Amidst Global Uncertainty, China Eyes Economic Stability
By Allison Lapehn
The Central Economic Work Conference, held in Beijing between December 8-10, charted the course for the next year’s national economic priorities. The Economic Work Conference gives the Party a chance to evaluate the overall implementation of policy priorities in the past year and map out the goals for 2022. The message from the official summary notes is clear; in 2022, stability takes priority.
Last year, President Xi Jinping attended the annual Central Economic Work Conference to provide his year-end review on economic progress in 2021 and highlight areas of priority for 2022. 2021 saw the national government taking an increased interest in regulating a wide array of sectors in the name of preventing risk and ensuring high-quality, sustainable development. The meeting held that in this landmark year, the Party achieved its first centenary goals and has now begun paving the way towards the second centenary goals. Furthermore, in the first year of China’s 14th Five-Year Plan, it was noted that China took steps to create a new development paradigm and achieved good progress to launch the Plan.
In the year ahead, officials are looking to take advantage of their risk prevention efforts and achievements and see an increase in the stability and predictability of the overall economy. China’s economic growth has slowed over the past decade. The decelerating growth has been further exacerbated by domestic consumption changes throughout the pandemic and an increasingly uncertain global economic environment overall. The official readout displayed a shift in tone from some previous government reports, highlighting the “serious pressures” confronting China’s economy.
Economic forecasts set the current Q4 growth at 3.1% – a sharp decline from the Q2 and Q3 figures of 7.9% and 4.9% respectively. While new outbreaks of COVID-19 can help explain the declining confidence and lower consumption, uncertainties about the property market and continuing employment concerns underscore the need to create a foundation for stability in the new year. Official growth targets for the next year will not be released until the annual parliament meeting in March, but growth will have to continue to be around 5-8% to stay on track to reach the goal of doubling China’s economy by 2035.
Areas of Focus
The Conference highlighted seven core areas of focus leading into 2022: stable and effective macro policy, micro policies to stimulate the market, structural policies to support smooth domestic economic activities, further focus on science and technology policy promotion and development, continued reform and opening, regional policies coordinating development, and social policies to support economic development and people’s livelihoods.
The Conference readout also mentioned five new “major and practical issues” facing China after entering its new stage of development.
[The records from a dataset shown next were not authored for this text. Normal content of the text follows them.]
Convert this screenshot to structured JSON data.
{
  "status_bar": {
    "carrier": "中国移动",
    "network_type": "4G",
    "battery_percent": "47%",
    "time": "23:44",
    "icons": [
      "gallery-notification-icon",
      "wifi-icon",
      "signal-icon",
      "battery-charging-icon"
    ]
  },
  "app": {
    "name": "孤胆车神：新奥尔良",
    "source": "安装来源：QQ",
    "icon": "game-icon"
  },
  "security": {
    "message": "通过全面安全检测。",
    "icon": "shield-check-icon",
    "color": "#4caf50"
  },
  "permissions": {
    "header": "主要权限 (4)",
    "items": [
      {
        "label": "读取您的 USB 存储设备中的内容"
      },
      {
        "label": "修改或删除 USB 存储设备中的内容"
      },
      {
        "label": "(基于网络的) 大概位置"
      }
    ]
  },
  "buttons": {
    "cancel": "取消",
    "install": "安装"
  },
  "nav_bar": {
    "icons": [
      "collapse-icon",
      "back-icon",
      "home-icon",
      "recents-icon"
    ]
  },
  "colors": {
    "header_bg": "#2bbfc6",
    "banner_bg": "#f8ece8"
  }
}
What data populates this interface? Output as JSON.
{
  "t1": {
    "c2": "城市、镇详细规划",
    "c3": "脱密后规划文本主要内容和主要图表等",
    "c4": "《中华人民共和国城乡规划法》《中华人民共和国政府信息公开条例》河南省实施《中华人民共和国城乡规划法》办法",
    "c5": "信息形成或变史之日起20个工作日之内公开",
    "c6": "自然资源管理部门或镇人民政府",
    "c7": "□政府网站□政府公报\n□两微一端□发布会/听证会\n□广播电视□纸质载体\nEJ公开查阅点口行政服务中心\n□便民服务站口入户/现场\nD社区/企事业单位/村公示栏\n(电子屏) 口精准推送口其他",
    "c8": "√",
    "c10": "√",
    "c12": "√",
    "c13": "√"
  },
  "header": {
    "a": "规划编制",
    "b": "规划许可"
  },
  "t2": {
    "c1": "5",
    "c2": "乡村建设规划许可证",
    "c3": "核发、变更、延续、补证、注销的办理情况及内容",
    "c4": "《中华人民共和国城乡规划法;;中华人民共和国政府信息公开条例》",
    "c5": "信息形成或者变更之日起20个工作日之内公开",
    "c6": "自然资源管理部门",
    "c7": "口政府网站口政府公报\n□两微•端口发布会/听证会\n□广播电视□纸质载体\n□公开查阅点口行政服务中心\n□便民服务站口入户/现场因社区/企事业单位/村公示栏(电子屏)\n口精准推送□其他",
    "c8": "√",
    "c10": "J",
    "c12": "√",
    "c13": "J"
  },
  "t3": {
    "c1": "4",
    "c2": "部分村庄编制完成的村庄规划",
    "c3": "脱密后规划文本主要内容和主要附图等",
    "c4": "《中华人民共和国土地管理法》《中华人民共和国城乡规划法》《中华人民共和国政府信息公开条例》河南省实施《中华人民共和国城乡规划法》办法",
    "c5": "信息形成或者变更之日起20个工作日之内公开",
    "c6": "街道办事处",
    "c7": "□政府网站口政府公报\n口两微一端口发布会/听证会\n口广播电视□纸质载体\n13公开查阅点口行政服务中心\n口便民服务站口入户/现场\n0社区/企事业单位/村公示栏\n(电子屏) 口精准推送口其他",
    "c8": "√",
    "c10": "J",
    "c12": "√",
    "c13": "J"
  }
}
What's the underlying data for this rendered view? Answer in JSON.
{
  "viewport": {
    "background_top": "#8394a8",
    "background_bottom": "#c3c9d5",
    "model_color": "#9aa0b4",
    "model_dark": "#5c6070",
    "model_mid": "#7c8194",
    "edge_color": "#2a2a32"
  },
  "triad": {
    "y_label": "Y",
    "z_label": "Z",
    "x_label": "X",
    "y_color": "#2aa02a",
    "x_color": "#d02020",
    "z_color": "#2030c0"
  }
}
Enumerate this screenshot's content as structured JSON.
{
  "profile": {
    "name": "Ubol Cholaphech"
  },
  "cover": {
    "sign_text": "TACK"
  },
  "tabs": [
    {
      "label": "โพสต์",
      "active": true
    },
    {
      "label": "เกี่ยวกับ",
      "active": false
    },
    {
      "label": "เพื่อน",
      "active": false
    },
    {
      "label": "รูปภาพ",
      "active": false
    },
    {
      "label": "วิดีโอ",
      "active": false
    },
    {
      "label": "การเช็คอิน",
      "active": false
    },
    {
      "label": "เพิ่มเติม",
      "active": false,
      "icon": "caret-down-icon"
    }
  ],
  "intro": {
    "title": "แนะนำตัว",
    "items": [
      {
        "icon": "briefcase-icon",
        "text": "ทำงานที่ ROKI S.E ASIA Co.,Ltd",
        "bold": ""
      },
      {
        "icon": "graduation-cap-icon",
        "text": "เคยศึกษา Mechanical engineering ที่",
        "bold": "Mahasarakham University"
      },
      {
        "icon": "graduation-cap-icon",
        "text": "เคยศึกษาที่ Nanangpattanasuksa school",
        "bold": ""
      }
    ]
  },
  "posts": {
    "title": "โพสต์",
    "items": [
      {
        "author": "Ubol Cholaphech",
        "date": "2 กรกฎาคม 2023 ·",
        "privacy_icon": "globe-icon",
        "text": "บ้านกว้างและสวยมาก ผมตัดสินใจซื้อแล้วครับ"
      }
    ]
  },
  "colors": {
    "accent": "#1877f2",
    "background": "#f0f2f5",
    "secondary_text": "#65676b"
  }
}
These five issues include common prosperity, the regulation of capital, primary products, resolving risks, and carbon peak and carbon neutrality. Addressing these concerns is central to ensure that enough positive momentum is created to realize China’s economic targets in the short to medium term. Throughout the discussion of these risk areas, “stability” seems to be the core, underlying goal related to each point.
The elephant in the room as analysts and economists make predictions based on China’s plans for the year ahead is concerns over regulatory sustained pressure. There is an ongoing debate as to whether China will continue with its crackdown on industries ranging from internet platforms to education providers. After a year of market uncertainty and the loss of billions of dollars, investors and business owners are searching for clarity in the year ahead. Promises of reform and opening have always painted a picture more welcoming to capital. However, the identification of both “regulation of capital” and “resolving of risks” as major issues to be dealt with in the year ahead suggests that the trend of increased regulations on sectors that are viewed as evolving in unhealthy or risky ways will continue. While it is unclear which sectors will face further regulations, the readout seems to prioritize long-term stability over short-term gains in economic indicators.
Despite this, there are some indications in the official reports that the disruptions from market regulations and enforcement of new regulations were not always welcome. The conference readout specifically noted that all stakeholders in the government should “actively introduce policies that are conducive to economic stability, and policy efforts should be carried out appropriately.” This call directed at lower-ranking officials throughout the government to support stability at all levels could perhaps encourage local officials to take a softer approach towards implementation in order to avoid shockwaves to the local economy.
While speculation and economics go hand in hand, the future of China’s economy in the year ahead will depend on China’s ability to make progress towards its domestic goals while remaining resilient in an increasingly unpredictable global environment. In this new era of development, China’s economic stability will be key to achieving its plans of economic transformation and overall revitalization.
Allison Lapehn is a Government Affairs and Policy Associate at AmCham China.